**What the task requires**
Scan the listing below and copy every line holding "Sheet".

**Data excerpts**
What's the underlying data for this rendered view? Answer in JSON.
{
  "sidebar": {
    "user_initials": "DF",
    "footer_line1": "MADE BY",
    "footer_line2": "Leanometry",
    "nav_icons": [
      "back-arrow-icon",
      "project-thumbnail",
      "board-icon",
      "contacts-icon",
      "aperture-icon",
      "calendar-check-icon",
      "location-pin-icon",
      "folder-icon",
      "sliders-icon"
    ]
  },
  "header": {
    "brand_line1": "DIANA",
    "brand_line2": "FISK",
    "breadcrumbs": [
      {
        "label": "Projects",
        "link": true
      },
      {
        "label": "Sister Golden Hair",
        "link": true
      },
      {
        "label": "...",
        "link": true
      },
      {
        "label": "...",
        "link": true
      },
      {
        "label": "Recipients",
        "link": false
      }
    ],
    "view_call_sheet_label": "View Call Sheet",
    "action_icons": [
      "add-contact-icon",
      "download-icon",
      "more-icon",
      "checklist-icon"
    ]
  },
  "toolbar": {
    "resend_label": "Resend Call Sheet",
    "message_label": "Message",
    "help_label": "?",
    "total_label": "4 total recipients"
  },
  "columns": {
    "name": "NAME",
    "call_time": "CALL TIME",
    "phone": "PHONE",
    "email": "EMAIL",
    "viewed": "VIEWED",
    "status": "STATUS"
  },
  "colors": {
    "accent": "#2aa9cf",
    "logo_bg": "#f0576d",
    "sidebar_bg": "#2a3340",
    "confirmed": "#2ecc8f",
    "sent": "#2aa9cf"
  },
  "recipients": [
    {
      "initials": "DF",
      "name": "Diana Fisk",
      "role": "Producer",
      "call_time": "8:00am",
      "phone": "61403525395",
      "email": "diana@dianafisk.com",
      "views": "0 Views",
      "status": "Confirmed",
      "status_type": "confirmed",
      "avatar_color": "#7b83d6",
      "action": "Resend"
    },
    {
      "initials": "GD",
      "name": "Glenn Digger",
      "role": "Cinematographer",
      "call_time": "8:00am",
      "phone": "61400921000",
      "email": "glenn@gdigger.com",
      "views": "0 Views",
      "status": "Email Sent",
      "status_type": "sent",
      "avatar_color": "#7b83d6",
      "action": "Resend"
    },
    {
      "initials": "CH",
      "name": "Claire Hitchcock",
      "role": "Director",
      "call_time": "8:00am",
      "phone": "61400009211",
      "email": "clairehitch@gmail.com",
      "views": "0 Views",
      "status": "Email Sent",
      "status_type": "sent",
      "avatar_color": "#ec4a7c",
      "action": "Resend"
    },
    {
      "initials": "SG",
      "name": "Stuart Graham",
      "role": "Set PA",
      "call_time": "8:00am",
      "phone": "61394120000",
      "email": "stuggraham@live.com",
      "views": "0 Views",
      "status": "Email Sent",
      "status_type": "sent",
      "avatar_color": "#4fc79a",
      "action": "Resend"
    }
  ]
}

**Answer area**
    "view_call_sheet_label": "View Call Sheet",
    "resend_label": "Resend Call Sheet",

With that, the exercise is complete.